The lifestyle decribed above is characteristic of mite species normally collected from adult honey bees (Apis), for example, Neocypholaelaps indica. Mite species found on other apid bees (Amegilla, Ctenoplectra, and Xylocopa) probably have a similar biology. Bees of the genus Thyreus that are kletoparasitic on Amegilla serve as phoretic hosts.
In contrast, some mite species (Neocypholaelaps phooni and N. malayensis) associated with stingless bees (Heterotrigona, Geniotrigona, Tetragonula, and Meliponula) develop more intimate associations with their hosts. The life cycle occurs entirely inside the bee nests, where they consume pollen and detritus, and there is no evidence of parasitism in the brood or on adults (Baker and Delfinado-Baker, 1985).
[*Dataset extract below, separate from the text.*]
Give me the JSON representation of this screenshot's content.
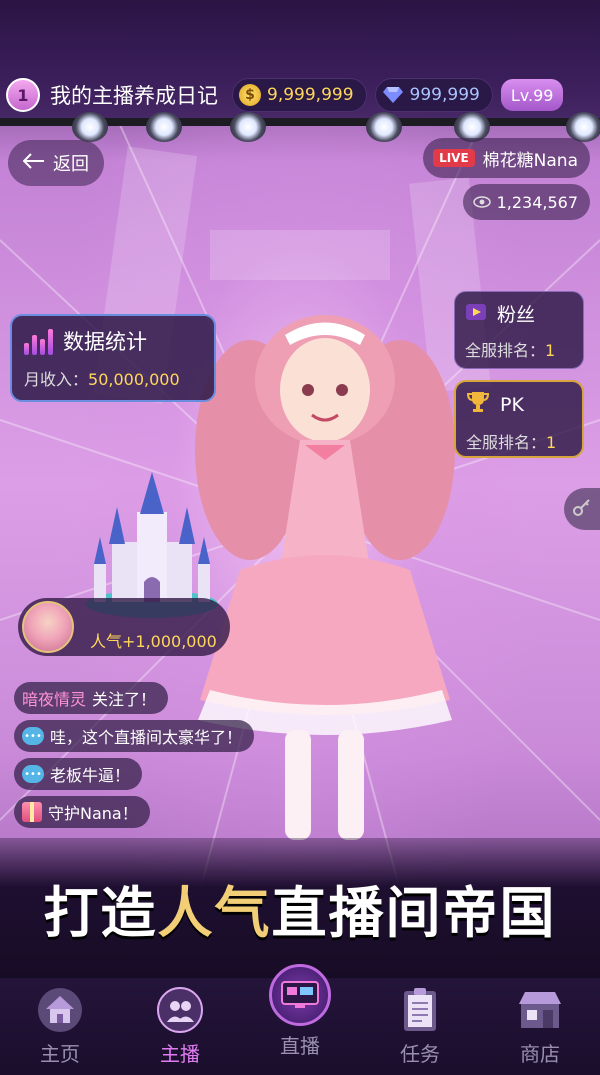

Host plant species have not been extensively studied for Neocypholaelaps, although a few records are available for some mite species. Neocypholaelaps indica, with 34 recorded host plant species (Mo, 1972), is the best studied mite in this respect.